Segmentation Outperforms Classification to Enumerate Glomeruli in Whole Slide Renal Biopsy Images Using Deep Learning

Session Information

Category: Pathology and Lab Medicine

  • 1502 Pathology and Lab Medicine: Clinical

Authors

  • Street, Jonathan, NIDDK/NIH, Bethesda, Maryland, United States
  • Chari, Rohit R., NIDDK/NIH, Bethesda, Maryland, United States
  • Bellomo, Tiffany Rose, NIDDK/NIH, Bethesda, Maryland, United States
  • Hewitt, Stephen M., NCI/NIH, Bethesda, Maryland, United States
  • Yuen, Peter S.T., NIDDK/NIH, Bethesda, Maryland, United States
  • Star, Robert A., NIDDK/NIH, Bethesda, Maryland, United States
Background

Accurate detection and counting of glomeruli in renal biopsies is used to assess biopsy adequacy, and for diagnosis (for example, the percentage of sclerotic glomeruli). Rosenberg et al. recently showed that standard, manual histopathology methods can under-count glomeruli by ~50% compared to more labor-intensive annotation methods. Deep learning has significantly advanced image analysis with previously impractical technologies, such as facial recognition, now possible. We have applied these advances to classification and segmentation of glomeruli. Classification separates small, overlapping image tiles into two classes [glomerulus vs. no glomerulus]. Segmentation separates individual pixels in an image into two classes [inside glomerulus vs outside glomerulus]. Segmentation is similar to masking or finding the border of a glomerulus.

Methods

Fifteen biopsy H&E stained sections were digitized with whole slide scanners (Aperio and Hamamatsu) for training and validation of the model. The outline of each glomerulus was annotated by two people using a custom application we developed. A network with 3 convolutional layers was used for classification and a 7 layer U-Net structure used for the harder problem of segmentation.

Results

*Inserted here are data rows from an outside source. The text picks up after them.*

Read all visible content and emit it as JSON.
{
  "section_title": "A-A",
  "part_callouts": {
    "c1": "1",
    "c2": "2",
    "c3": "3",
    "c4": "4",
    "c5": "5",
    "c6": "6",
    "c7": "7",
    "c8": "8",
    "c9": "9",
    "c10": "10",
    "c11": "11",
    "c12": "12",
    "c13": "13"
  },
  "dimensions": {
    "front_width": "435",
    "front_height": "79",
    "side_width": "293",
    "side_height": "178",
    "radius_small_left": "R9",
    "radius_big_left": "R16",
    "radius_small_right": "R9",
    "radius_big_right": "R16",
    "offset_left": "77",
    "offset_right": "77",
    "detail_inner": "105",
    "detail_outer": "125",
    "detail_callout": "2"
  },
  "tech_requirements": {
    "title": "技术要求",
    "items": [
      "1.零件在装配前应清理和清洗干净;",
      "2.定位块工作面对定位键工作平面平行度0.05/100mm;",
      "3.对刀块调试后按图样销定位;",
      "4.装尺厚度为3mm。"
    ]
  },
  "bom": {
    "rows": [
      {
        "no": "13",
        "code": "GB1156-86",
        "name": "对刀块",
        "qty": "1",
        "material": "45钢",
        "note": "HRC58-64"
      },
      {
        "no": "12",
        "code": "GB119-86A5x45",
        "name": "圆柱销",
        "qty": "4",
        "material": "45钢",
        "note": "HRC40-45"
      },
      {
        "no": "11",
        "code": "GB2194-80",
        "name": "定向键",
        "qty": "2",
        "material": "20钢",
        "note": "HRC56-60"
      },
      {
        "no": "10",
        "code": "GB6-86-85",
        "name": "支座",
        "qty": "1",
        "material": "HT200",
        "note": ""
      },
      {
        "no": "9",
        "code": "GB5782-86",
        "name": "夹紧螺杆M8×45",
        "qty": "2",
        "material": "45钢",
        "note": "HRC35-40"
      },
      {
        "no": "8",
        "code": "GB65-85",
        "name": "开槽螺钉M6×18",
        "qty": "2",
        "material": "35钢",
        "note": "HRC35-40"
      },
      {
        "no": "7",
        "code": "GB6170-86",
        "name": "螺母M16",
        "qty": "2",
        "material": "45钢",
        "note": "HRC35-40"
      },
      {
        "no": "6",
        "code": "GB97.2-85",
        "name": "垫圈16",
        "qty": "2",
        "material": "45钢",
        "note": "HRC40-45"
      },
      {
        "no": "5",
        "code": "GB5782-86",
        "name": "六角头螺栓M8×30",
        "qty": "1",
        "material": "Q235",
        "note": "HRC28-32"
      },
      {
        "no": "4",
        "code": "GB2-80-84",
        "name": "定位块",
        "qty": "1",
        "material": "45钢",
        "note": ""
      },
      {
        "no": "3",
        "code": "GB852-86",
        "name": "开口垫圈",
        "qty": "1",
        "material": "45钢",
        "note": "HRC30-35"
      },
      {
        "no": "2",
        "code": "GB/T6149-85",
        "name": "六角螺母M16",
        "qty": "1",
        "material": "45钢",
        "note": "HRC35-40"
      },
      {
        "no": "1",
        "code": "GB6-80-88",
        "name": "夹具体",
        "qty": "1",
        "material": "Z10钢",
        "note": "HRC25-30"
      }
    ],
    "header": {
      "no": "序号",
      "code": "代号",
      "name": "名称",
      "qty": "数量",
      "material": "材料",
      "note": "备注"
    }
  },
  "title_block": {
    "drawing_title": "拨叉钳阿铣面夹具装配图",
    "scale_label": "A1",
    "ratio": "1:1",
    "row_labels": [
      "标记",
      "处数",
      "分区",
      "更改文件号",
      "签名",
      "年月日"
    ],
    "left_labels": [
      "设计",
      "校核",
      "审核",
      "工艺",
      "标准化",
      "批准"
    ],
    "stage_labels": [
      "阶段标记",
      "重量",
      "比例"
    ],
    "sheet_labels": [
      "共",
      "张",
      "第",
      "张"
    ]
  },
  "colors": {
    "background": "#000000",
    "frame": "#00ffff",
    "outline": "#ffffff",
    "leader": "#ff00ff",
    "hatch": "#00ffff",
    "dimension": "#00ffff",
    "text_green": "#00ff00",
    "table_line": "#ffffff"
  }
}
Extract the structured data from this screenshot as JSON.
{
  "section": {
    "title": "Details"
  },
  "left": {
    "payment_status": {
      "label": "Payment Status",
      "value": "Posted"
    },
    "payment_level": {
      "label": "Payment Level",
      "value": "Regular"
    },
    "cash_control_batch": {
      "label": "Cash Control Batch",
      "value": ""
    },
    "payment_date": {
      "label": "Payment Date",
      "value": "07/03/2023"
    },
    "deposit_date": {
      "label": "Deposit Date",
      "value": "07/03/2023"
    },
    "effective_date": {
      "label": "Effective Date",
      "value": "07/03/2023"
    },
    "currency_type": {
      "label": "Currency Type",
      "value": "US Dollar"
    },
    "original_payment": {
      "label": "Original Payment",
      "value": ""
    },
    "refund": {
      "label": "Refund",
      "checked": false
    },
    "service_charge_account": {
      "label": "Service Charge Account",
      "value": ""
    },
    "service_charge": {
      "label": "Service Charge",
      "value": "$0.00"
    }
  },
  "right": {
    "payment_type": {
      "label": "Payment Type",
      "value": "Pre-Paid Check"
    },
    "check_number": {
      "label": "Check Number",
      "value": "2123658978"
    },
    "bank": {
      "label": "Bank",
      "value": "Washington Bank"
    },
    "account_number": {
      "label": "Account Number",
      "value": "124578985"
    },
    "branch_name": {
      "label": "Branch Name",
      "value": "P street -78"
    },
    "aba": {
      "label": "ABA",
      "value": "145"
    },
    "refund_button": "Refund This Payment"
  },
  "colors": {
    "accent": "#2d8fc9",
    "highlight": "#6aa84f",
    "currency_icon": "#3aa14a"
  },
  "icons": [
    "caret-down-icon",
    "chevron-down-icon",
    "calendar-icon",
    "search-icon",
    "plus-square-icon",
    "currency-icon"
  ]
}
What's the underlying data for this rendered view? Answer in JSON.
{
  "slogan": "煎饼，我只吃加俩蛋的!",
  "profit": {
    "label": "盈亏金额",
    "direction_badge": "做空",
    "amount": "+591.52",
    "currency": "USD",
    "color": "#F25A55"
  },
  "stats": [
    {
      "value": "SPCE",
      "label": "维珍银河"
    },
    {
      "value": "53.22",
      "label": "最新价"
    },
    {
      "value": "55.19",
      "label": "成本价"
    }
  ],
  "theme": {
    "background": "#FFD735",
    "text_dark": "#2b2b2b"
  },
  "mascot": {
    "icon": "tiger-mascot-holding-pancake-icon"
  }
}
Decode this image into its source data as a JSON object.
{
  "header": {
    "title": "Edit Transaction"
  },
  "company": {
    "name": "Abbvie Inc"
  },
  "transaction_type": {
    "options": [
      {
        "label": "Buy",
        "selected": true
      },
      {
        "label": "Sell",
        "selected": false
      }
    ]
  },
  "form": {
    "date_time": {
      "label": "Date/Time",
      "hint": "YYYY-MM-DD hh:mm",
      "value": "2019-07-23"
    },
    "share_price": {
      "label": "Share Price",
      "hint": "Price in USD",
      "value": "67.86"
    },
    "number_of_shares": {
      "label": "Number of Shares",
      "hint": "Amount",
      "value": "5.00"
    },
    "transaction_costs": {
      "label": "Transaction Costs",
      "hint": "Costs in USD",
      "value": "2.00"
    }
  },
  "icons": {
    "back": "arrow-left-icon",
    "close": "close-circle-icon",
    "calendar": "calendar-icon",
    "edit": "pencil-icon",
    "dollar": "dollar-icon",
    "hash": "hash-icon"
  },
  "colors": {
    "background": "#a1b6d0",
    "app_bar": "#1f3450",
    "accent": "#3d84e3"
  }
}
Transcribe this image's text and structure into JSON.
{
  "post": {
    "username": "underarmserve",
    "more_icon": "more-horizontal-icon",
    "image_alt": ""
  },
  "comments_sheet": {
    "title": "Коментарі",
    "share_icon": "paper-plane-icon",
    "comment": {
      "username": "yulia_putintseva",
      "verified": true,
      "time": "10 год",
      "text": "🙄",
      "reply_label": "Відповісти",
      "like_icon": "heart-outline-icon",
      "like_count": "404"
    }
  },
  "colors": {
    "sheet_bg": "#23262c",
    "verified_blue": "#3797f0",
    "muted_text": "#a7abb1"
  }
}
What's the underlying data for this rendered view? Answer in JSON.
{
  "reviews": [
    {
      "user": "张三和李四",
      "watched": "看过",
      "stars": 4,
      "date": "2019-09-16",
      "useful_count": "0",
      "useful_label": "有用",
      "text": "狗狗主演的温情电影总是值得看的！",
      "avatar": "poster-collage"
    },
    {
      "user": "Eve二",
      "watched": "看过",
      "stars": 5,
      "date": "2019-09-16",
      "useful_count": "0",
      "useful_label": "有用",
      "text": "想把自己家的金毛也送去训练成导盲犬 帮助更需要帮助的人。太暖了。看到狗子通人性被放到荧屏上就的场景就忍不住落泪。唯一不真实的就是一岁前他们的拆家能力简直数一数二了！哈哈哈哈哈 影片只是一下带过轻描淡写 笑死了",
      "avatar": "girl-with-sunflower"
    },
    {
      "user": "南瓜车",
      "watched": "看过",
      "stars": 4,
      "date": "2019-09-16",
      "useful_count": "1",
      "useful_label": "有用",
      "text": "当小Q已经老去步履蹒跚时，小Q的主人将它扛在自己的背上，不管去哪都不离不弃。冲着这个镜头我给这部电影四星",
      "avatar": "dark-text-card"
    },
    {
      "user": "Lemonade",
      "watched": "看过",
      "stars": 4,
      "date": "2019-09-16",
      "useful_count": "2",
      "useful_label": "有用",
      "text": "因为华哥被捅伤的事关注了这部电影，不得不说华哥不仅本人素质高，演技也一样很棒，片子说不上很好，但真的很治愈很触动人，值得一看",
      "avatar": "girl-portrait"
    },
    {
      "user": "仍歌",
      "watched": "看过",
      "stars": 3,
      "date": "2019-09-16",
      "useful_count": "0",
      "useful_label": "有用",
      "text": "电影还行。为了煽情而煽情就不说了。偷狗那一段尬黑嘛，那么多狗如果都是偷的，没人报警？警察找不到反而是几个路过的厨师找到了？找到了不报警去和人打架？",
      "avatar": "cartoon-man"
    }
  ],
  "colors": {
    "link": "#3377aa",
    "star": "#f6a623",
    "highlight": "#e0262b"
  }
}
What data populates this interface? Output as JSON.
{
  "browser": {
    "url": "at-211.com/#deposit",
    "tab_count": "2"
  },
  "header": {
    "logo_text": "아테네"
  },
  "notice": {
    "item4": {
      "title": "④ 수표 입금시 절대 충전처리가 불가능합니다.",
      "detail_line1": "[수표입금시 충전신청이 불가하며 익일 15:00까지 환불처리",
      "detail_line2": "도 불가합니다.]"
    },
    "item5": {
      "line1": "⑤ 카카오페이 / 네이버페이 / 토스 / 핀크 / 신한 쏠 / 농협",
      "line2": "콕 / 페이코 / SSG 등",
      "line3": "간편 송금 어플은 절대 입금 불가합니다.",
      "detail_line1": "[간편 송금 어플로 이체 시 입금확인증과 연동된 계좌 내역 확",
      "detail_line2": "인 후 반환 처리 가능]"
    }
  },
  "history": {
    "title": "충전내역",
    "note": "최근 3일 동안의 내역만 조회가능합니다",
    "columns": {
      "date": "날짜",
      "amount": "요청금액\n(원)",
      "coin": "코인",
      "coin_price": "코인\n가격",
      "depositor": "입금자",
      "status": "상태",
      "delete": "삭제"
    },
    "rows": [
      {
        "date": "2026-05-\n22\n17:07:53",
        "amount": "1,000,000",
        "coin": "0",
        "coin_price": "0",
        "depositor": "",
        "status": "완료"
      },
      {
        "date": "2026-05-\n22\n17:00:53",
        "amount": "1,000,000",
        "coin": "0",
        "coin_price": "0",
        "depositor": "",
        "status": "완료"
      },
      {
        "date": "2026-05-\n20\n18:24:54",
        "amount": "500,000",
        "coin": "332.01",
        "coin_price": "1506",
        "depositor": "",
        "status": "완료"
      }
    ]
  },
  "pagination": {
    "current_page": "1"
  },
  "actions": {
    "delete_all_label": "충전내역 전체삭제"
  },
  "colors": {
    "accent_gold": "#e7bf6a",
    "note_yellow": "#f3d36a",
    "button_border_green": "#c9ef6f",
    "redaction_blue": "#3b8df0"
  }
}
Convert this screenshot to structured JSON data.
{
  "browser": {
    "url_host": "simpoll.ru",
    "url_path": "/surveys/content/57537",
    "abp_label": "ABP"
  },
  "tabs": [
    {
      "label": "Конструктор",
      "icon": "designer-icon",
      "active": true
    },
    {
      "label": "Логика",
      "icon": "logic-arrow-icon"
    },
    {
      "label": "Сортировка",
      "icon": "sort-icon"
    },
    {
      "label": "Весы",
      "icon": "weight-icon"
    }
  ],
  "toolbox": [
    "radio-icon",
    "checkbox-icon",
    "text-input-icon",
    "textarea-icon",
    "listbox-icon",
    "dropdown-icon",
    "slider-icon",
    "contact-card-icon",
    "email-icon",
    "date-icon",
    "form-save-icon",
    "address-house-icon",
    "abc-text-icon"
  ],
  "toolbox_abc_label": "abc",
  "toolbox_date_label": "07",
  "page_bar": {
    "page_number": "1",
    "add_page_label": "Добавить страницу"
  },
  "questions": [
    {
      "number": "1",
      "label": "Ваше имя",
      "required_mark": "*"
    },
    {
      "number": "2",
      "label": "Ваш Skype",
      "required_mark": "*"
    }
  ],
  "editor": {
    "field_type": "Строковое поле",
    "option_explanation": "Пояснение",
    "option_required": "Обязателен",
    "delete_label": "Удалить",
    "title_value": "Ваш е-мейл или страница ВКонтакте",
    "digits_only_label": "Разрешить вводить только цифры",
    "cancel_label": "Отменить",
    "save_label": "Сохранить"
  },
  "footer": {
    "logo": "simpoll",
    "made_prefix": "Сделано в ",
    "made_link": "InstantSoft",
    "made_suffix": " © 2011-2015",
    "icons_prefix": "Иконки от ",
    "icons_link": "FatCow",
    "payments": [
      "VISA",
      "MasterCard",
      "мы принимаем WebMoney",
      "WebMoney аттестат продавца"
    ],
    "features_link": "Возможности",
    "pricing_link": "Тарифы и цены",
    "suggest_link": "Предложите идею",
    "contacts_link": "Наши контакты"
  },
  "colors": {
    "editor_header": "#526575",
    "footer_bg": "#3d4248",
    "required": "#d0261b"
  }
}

The number of glomeruli per biopsy ranged from 1 to 72. Human annotators showed good agreement in the number and area of glomeruli (R2 = 0.75 and 0.66, respectively). Classification reached an overall machine-human accuracy in cross-validation of 94% on a dataset with an equal number of positive and negative examples. However, classification on full biopsies (with more negative than positive areas) had a low precision (45%) with an overall F1 score (harmonic mean of precision and recall) of 51%. In contrast to classification, segmentation applied to entire biopsies identified glomeruli with zero false positives and an overall F1 score of 99%. Neither model’s performance was altered by changes in stain intensity or the scanner used for imaging.

Conclusion

Glomeruli can be detected with high accuracy in renal biopsies using deep learning techniques; image segmentation worked better than image classification. These computational models can be leveraged to improve and automate enumeration of glomeruli, and can be adapted for classification of glomerular morphology.

Funding

  • NIDDK Support